There's more than one way to earn the latest Microsoft MCSA/MCSE certifications. Find out which makes the most sense for you.

For those who are pondering Microsoft certifications-especially MCSA (Microsoft Certified Systems Administrator) or MCSE (Microsoft Certified Systems Engineer)-various choices lie ahead. That is, they must decide if they should pursue Windows 2000 credentials and later upgrade to Windows Server 2003, or if they should go right after Windows Server 2003 and skip Windows 2000 altogether. Likewise, those only partway through Windows 2000 versions of MS credentials might also think about switching to Windows Server 2003 instead of completing Windows 2000 credentials.
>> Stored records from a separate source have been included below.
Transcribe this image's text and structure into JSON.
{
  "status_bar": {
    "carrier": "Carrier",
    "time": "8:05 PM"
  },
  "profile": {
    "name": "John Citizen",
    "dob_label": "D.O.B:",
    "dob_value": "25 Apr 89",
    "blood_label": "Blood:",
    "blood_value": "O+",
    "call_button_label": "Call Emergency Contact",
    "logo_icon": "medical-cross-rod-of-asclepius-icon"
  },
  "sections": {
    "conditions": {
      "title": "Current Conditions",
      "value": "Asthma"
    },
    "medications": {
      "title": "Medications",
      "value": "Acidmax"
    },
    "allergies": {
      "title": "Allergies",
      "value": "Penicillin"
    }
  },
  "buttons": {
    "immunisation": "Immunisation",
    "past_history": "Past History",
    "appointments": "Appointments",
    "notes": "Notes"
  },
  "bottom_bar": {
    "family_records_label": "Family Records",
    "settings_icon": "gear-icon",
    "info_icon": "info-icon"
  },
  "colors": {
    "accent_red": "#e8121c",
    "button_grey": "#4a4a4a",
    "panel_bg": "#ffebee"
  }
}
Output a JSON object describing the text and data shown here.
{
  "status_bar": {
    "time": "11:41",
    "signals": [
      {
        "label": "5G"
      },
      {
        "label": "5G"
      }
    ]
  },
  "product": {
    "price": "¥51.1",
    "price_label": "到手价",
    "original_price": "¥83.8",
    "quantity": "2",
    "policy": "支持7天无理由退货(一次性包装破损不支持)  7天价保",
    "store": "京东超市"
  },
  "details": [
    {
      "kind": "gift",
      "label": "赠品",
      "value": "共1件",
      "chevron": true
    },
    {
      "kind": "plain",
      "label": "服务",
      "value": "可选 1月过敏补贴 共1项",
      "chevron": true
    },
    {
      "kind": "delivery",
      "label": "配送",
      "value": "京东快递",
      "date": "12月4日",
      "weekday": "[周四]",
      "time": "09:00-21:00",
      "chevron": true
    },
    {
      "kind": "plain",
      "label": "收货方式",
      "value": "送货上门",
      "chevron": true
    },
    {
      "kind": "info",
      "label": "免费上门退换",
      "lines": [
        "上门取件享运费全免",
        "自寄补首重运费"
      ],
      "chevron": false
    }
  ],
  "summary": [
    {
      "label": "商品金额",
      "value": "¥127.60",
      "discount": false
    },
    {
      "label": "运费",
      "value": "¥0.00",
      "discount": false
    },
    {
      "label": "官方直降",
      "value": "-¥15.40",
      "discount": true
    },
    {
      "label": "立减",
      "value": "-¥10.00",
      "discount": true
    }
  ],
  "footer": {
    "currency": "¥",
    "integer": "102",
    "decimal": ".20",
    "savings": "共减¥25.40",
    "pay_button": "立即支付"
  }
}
To address this conundrum, I'd like to talk first about why someone might choose Windows 2000 or Windows Server 2003 as a certification target, then describe a rationale to help those still not sure which way to go to help them pick one track or the other. Today, Windows 2000 is clearly in the lead position, and represents the majority choice for current installations (except perhaps on the desktop, where Windows XP Professional is about on par with Windows 2000 professional in terms of current and planned installations). Thus, if your goal is to get to work right away and take care of networks currently up and running, Windows 2000 should be the target for you. If the transition from Windows NT 4.0 to Windows 2000 Server is any predictor of how the transition from Windows 2000 to Windows 2003 Server will go, given that Windows Server 2003 was released in April (nearly 6 months ago) this situation will prevail for at least another 12-18 months. If a slower economy and tighter IT spending has any influence on this phenomenon, it will be to stretch out that window rather than to shrink it. On the other hand, there are several reasons why individuals might choose to go straight for Windows Server 2003 and skip Windows 2000:
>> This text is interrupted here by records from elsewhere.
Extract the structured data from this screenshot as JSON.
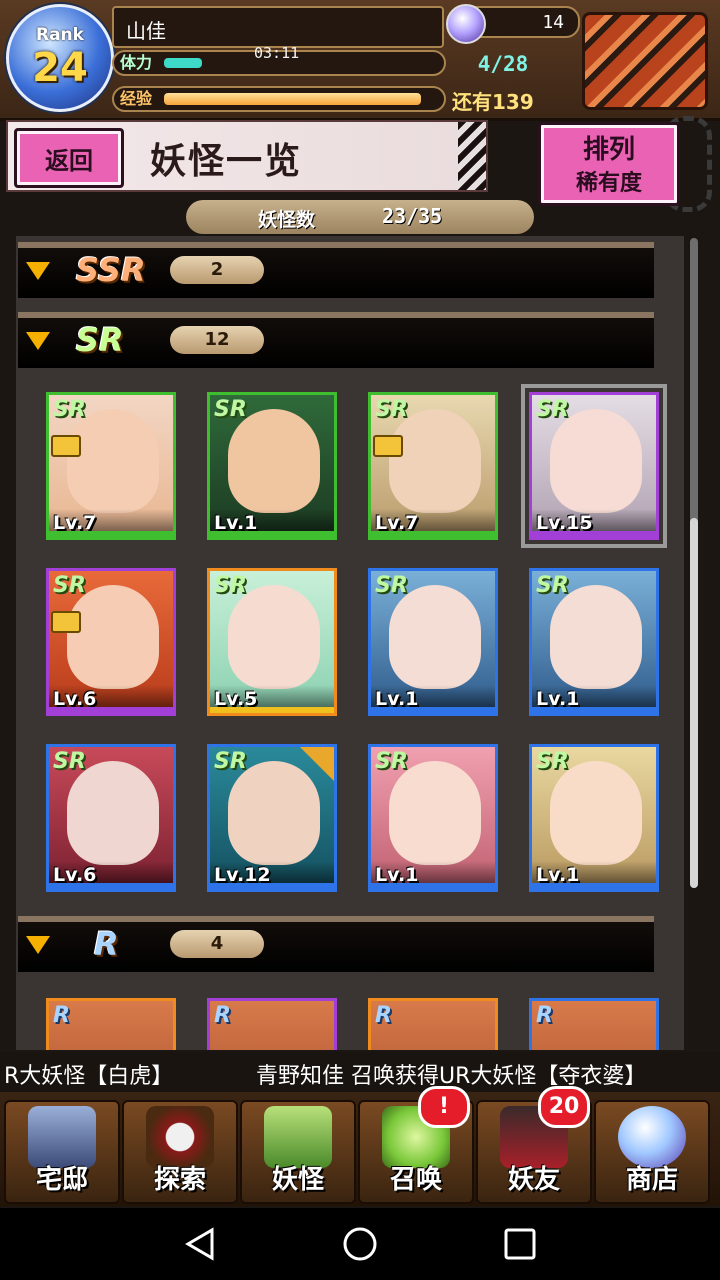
{
  "status": {
    "rank_label": "Rank",
    "rank_value": "24",
    "player_name": "山佳",
    "stamina_label": "体力",
    "stamina_timer": "03:11",
    "stamina_value": "4/28",
    "stamina_fraction": 0.14,
    "exp_label": "经验",
    "exp_remaining": "还有139",
    "exp_fraction": 0.95,
    "gems": "14"
  },
  "header": {
    "back_label": "返回",
    "title": "妖怪一览",
    "sort_label": "排列",
    "sort_value": "稀有度"
  },
  "count": {
    "label": "妖怪数",
    "value": "23/35"
  },
  "sections": [
    {
      "rarity": "SSR",
      "count": "2"
    },
    {
      "rarity": "SR",
      "count": "12"
    },
    {
      "rarity": "R",
      "count": "4"
    }
  ],
  "sr_cards": [
    {
      "rarity": "SR",
      "level": "Lv.7"
    },
    {
      "rarity": "SR",
      "level": "Lv.1"
    },
    {
      "rarity": "SR",
      "level": "Lv.7"
    },
    {
      "rarity": "SR",
      "level": "Lv.15"
    },
    {
      "rarity": "SR",
      "level": "Lv.6"
    },
    {
      "rarity": "SR",
      "level": "Lv.5"
    },
    {
      "rarity": "SR",
      "level": "Lv.1"
    },
    {
      "rarity": "SR",
      "level": "Lv.1"
    },
    {
      "rarity": "SR",
      "level": "Lv.6"
    },
    {
      "rarity": "SR",
      "level": "Lv.12"
    },
    {
      "rarity": "SR",
      "level": "Lv.1"
    },
    {
      "rarity": "SR",
      "level": "Lv.1"
    }
  ],
  "r_cards": [
    {
      "rarity": "R"
    },
    {
      "rarity": "R"
    },
    {
      "rarity": "R"
    },
    {
      "rarity": "R"
    }
  ],
  "ticker": {
    "left": "R大妖怪【白虎】",
    "right": "青野知佳 召唤获得UR大妖怪【夺衣婆】"
  },
  "nav": {
    "items": [
      {
        "label": "宅邸"
      },
      {
        "label": "探索"
      },
      {
        "label": "妖怪"
      },
      {
        "label": "召唤",
        "badge": "!"
      },
      {
        "label": "妖友",
        "badge": "20"
      },
      {
        "label": "商店"
      }
    ]
  },
  "icons": {
    "gem": "gem-icon",
    "chest": "treasure-chest-icon",
    "gear": "gear-icon",
    "lock": "lock-icon",
    "favorite": "star-icon",
    "collapse": "triangle-down-icon"
  },
  "colors": {
    "accent_pink": "#ea62b4",
    "sr_frame_green": "#3fbf2f",
    "sr_frame_purple": "#a13fd6",
    "sr_frame_blue": "#2f73e8",
    "badge_red": "#e51d2a"
  }
}
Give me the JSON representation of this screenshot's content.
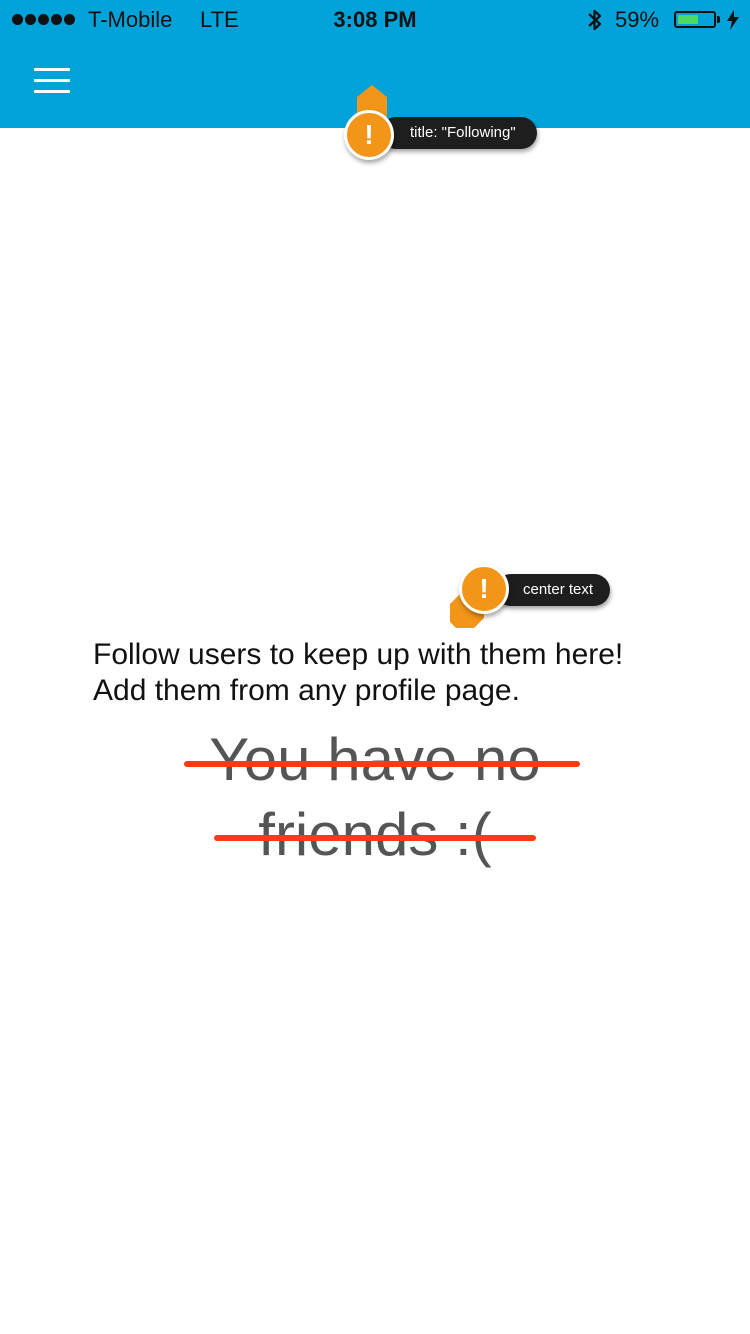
{
  "status_bar": {
    "carrier": "T-Mobile",
    "network": "LTE",
    "time": "3:08 PM",
    "battery_percent": "59%",
    "battery_level": 0.59,
    "icons": [
      "signal-dots-icon",
      "bluetooth-icon",
      "battery-icon",
      "charging-bolt-icon"
    ]
  },
  "header": {
    "background_color": "#00a3d9",
    "menu_icon": "hamburger-menu-icon"
  },
  "annotations": {
    "title_note": "title: \"Following\"",
    "center_note": "center text",
    "note_color": "#f29518",
    "note_mark": "!"
  },
  "main": {
    "message_line1": "Follow users to keep up with them here!",
    "message_line2": "Add them from any profile page.",
    "struck_line1": "You have no",
    "struck_line2": "friends :(",
    "strike_color": "#ff3a12"
  }
}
  • Early adopters are companies or organizations that aggressively pursue new technologies for all kinds of reasons. If you work for such a company, chances are they already have pilot implementations of Windows Server 2003 running, and wholesale migration is already being planned and scheduled.
  • Microsoft partner companies-be they consultants, developers, trainers, or resellers-are generally required to maintain minimum numbers of certified staff (2 or more is typical), and such staff are generally required to stay current on certification. In the past, this has meant that within one year of release of a new operating system, certification holders must upgrade or recertify to allow their employers to remain in partner programs.
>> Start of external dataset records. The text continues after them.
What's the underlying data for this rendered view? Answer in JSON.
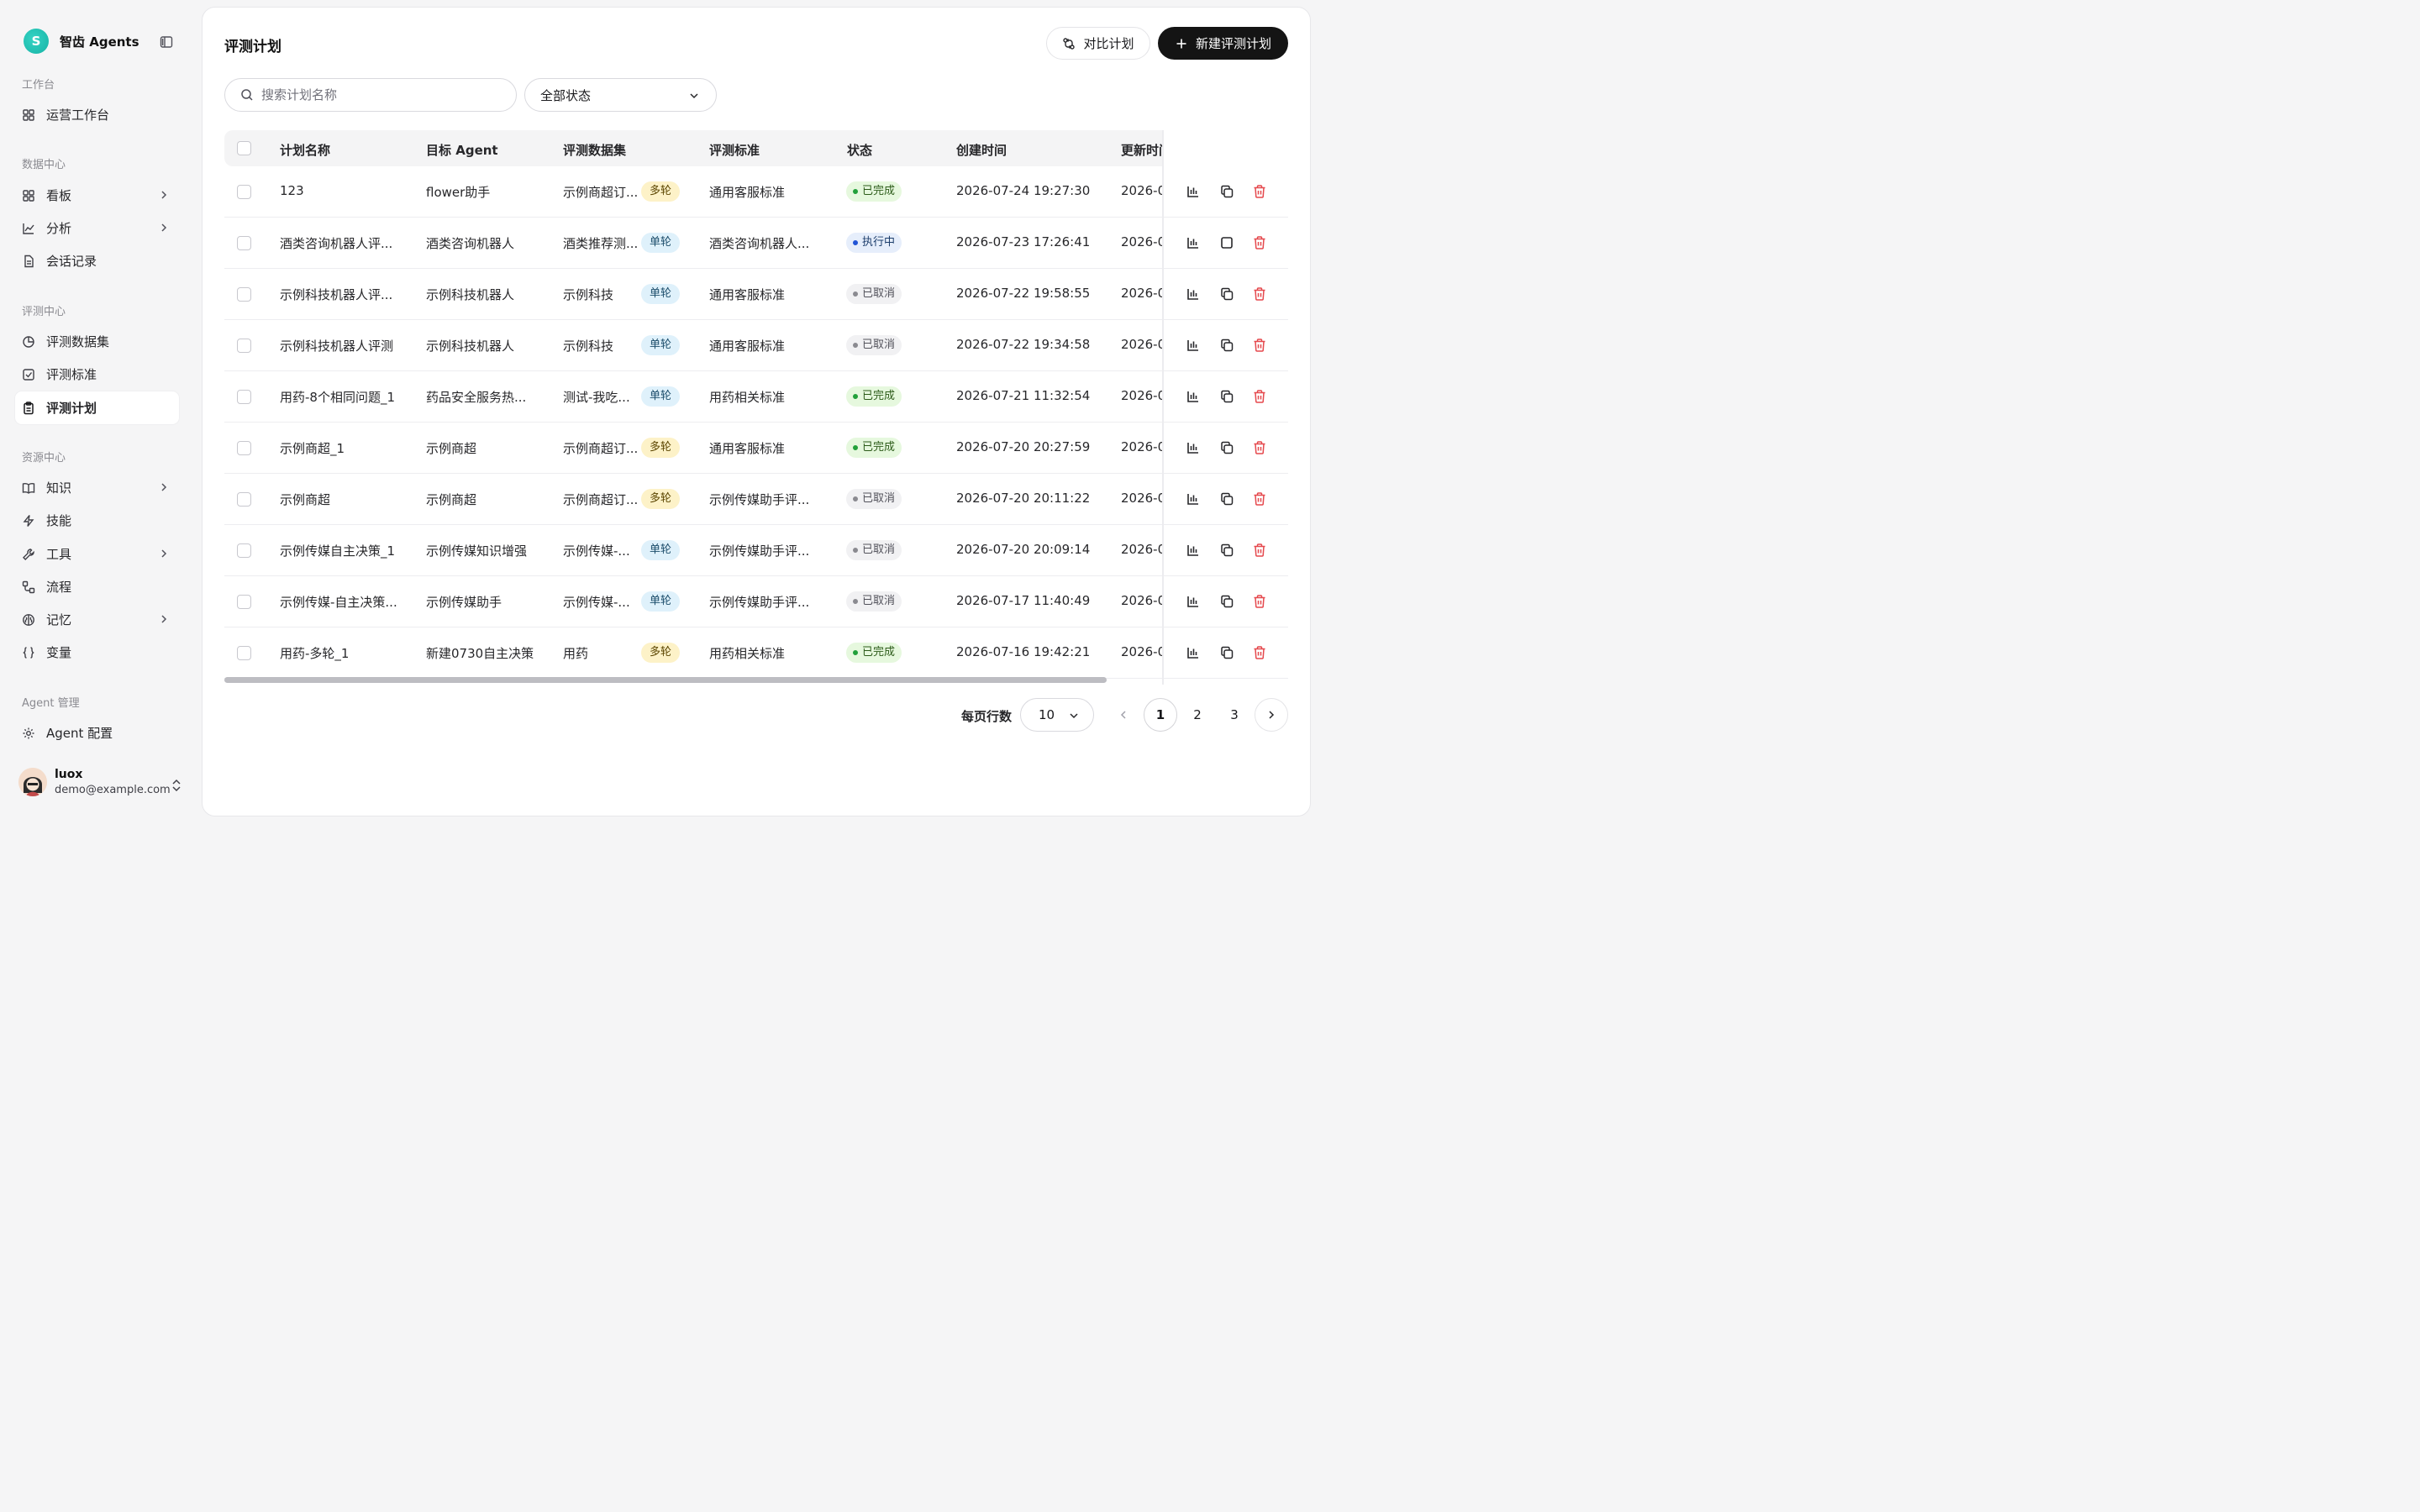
{
  "brand": {
    "logo_letter": "S",
    "name": "智齿 Agents"
  },
  "sidebar": {
    "sections": [
      {
        "label": "工作台"
      },
      {
        "label": "数据中心"
      },
      {
        "label": "评测中心"
      },
      {
        "label": "资源中心"
      },
      {
        "label": "Agent 管理"
      }
    ],
    "items": [
      {
        "label": "运营工作台",
        "icon": "grid-icon"
      },
      {
        "label": "看板",
        "icon": "dashboard-icon",
        "has_children": true
      },
      {
        "label": "分析",
        "icon": "chart-line-icon",
        "has_children": true
      },
      {
        "label": "会话记录",
        "icon": "file-icon"
      },
      {
        "label": "评测数据集",
        "icon": "pie-icon"
      },
      {
        "label": "评测标准",
        "icon": "check-square-icon"
      },
      {
        "label": "评测计划",
        "icon": "clipboard-icon",
        "active": true
      },
      {
        "label": "知识",
        "icon": "book-icon",
        "has_children": true
      },
      {
        "label": "技能",
        "icon": "bolt-icon"
      },
      {
        "label": "工具",
        "icon": "wrench-icon",
        "has_children": true
      },
      {
        "label": "流程",
        "icon": "workflow-icon"
      },
      {
        "label": "记忆",
        "icon": "brain-icon",
        "has_children": true
      },
      {
        "label": "变量",
        "icon": "braces-icon"
      },
      {
        "label": "Agent 配置",
        "icon": "gear-icon"
      }
    ]
  },
  "user": {
    "name": "luox",
    "email": "demo@example.com"
  },
  "page": {
    "title": "评测计划",
    "compare_label": "对比计划",
    "new_label": "新建评测计划",
    "search_placeholder": "搜索计划名称",
    "status_filter": "全部状态"
  },
  "table": {
    "columns": [
      "计划名称",
      "目标 Agent",
      "评测数据集",
      "评测标准",
      "状态",
      "创建时间",
      "更新时间"
    ],
    "rows": [
      {
        "name": "123",
        "agent": "flower助手",
        "dataset": "示例商超订...",
        "mode": "多轮",
        "standard": "通用客服标准",
        "status": "已完成",
        "status_type": "done",
        "created": "2026-07-24 19:27:30",
        "updated": "2026-0"
      },
      {
        "name": "酒类咨询机器人评...",
        "agent": "酒类咨询机器人",
        "dataset": "酒类推荐测...",
        "mode": "单轮",
        "standard": "酒类咨询机器人...",
        "status": "执行中",
        "status_type": "running",
        "created": "2026-07-23 17:26:41",
        "updated": "2026-0"
      },
      {
        "name": "示例科技机器人评...",
        "agent": "示例科技机器人",
        "dataset": "示例科技",
        "mode": "单轮",
        "standard": "通用客服标准",
        "status": "已取消",
        "status_type": "cancelled",
        "created": "2026-07-22 19:58:55",
        "updated": "2026-0"
      },
      {
        "name": "示例科技机器人评测",
        "agent": "示例科技机器人",
        "dataset": "示例科技",
        "mode": "单轮",
        "standard": "通用客服标准",
        "status": "已取消",
        "status_type": "cancelled",
        "created": "2026-07-22 19:34:58",
        "updated": "2026-0"
      },
      {
        "name": "用药-8个相同问题_1",
        "agent": "药品安全服务热...",
        "dataset": "测试-我吃...",
        "mode": "单轮",
        "standard": "用药相关标准",
        "status": "已完成",
        "status_type": "done",
        "created": "2026-07-21 11:32:54",
        "updated": "2026-0"
      },
      {
        "name": "示例商超_1",
        "agent": "示例商超",
        "dataset": "示例商超订...",
        "mode": "多轮",
        "standard": "通用客服标准",
        "status": "已完成",
        "status_type": "done",
        "created": "2026-07-20 20:27:59",
        "updated": "2026-0"
      },
      {
        "name": "示例商超",
        "agent": "示例商超",
        "dataset": "示例商超订...",
        "mode": "多轮",
        "standard": "示例传媒助手评...",
        "status": "已取消",
        "status_type": "cancelled",
        "created": "2026-07-20 20:11:22",
        "updated": "2026-0"
      },
      {
        "name": "示例传媒自主决策_1",
        "agent": "示例传媒知识增强",
        "dataset": "示例传媒-...",
        "mode": "单轮",
        "standard": "示例传媒助手评...",
        "status": "已取消",
        "status_type": "cancelled",
        "created": "2026-07-20 20:09:14",
        "updated": "2026-0"
      },
      {
        "name": "示例传媒-自主决策...",
        "agent": "示例传媒助手",
        "dataset": "示例传媒-...",
        "mode": "单轮",
        "standard": "示例传媒助手评...",
        "status": "已取消",
        "status_type": "cancelled",
        "created": "2026-07-17 11:40:49",
        "updated": "2026-0"
      },
      {
        "name": "用药-多轮_1",
        "agent": "新建0730自主决策",
        "dataset": "用药",
        "mode": "多轮",
        "standard": "用药相关标准",
        "status": "已完成",
        "status_type": "done",
        "created": "2026-07-16 19:42:21",
        "updated": "2026-0"
      }
    ]
  },
  "pagination": {
    "per_page_label": "每页行数",
    "per_page": "10",
    "pages": [
      "1",
      "2",
      "3"
    ],
    "current": "1"
  },
  "colors": {
    "primary": "#141414",
    "brand": "#1fbfb0",
    "danger": "#e5484d"
  }
}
  • Companies that build software, provide products, or that service or support Windows Server 2003 also usually get employees certified earlier than is typical. Though it's possible to argue this population is a subset of the early adopters, this group is strongly motivated by business concerns to get ahead of the game, and such people are usually among the first to certify under new regimes.

If your employer (or a prospective employer you'd like to work for) meets one or more of these criteria, it probably makes sense to go straight into the Windows Server 2003 track.